I’m curious, have you looked at going into a sliding head stock machine?
I honestly believe that the future of manufacturing is the less expensive machines. We see it in Mexico and India. Our guys just came back from India, and those are huge markets. Those kinds of machines are probably necessary for a lot of stuff like bone screw manufacturing. We actually have a couple Swiss
machines here making our draw bars. But we really see the future in stuff that we can build and sell for under $50,000. That’s where we put our focus. We build about 1,000 machines a month with about 1,200 employees.
Let’s say it is October 21, 2008, and you are looking back over the past three years. What would have to happen for you personally and professionally for you to be happy about your progress?
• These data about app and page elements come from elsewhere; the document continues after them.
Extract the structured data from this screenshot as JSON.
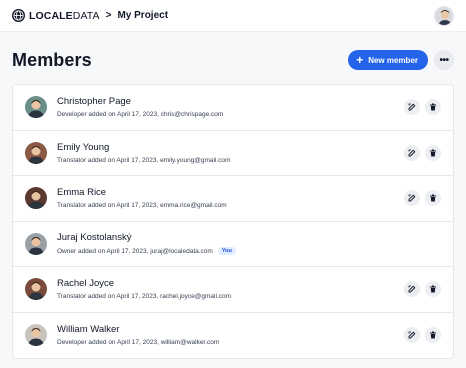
{
  "topbar": {
    "brand_strong": "LOCALE",
    "brand_light": "DATA",
    "separator": ">",
    "project": "My Project"
  },
  "header": {
    "title": "Members",
    "new_button": "New member",
    "more_icon": "ellipsis-icon"
  },
  "members": [
    {
      "name": "Christopher Page",
      "meta": "Developer added on April 17, 2023, chris@chrispage.com",
      "badge": "",
      "avatar_color": "#6b8f8a",
      "actions": true
    },
    {
      "name": "Emily Young",
      "meta": "Translator added on April 17, 2023, emily.young@gmail.com",
      "badge": "",
      "avatar_color": "#8a5a44",
      "actions": true
    },
    {
      "name": "Emma Rice",
      "meta": "Translator added on April 17, 2023, emma.rice@gmail.com",
      "badge": "",
      "avatar_color": "#5a3a30",
      "actions": true
    },
    {
      "name": "Juraj Kostolanský",
      "meta": "Owner added on April 17, 2023, juraj@localedata.com",
      "badge": "You",
      "avatar_color": "#9aa0a6",
      "actions": false
    },
    {
      "name": "Rachel Joyce",
      "meta": "Translator added on April 17, 2023, rachel.joyce@gmail.com",
      "badge": "",
      "avatar_color": "#7a4b3b",
      "actions": true
    },
    {
      "name": "William Walker",
      "meta": "Developer added on April 17, 2023, william@walker.com",
      "badge": "",
      "avatar_color": "#c9c3bd",
      "actions": true
    }
  ],
  "colors": {
    "accent": "#2563eb",
    "border": "#e5e7eb"
  }
}
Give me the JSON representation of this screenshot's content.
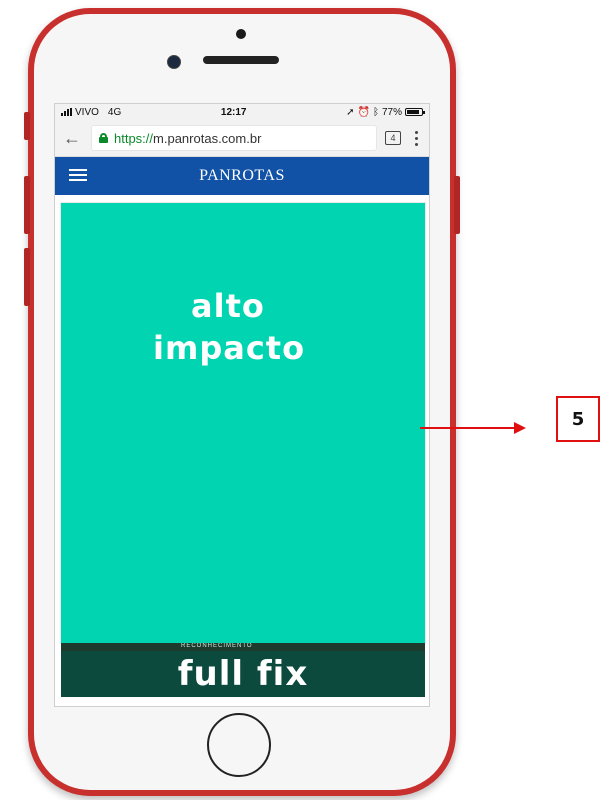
{
  "status_bar": {
    "carrier": "VIVO",
    "network": "4G",
    "time": "12:17",
    "battery": "77%",
    "icons": [
      "location-icon",
      "alarm-icon",
      "bluetooth-icon",
      "battery-icon"
    ]
  },
  "browser": {
    "url_scheme": "https://",
    "url_host": "m.panrotas.com.br",
    "tab_count": "4"
  },
  "site": {
    "brand": "PANROTAS"
  },
  "ad": {
    "line1": "alto",
    "line2": "impacto",
    "background_color": "#00d4b0"
  },
  "background_teaser": {
    "text": "RECONHECIMENTO"
  },
  "fixed_bar": {
    "label": "full fix"
  },
  "annotation": {
    "number": "5",
    "color": "#e01010"
  },
  "colors": {
    "phone_frame": "#c8302e",
    "header": "#1252a6",
    "fixed_bar": "#0b4a3d"
  }
}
Nothing, actually. I’m happy now. I think the machining business is doing well. When you look back at things like Sony; remember the Walkman 10 or 15 years ago? Everybody had to have a Sony Walkman to put your little cassette in. Well, that is gone. Remember TVs with tubes? Five years from now, nobody will buy a TV with a tube. But you want to know something? I guarantee you five years from now, people will still be putting a hard tool against a soft material and ripping it apart, and that is what machines tools are; you just rip the stuff off. For 150 years that is what we’ve been doing in the machine tool business. I don’t think it is going to change too much in the next five years.
What car do you drive?
I have three of them; a little Chrysler Crossfire, which is an absolute blast to drive. It is a six-speed convertible. It’s like an old speedster. I have a Toyota truck for hauling crap around, and then I have a Hummer H2. I also have a Ferrari. The car I’m trying to get is one of the Ford GTs.
If you could be any machine what would you be?
I’d be a beer dispenser.
Sitting around having a beer with your friends is about the best you can get.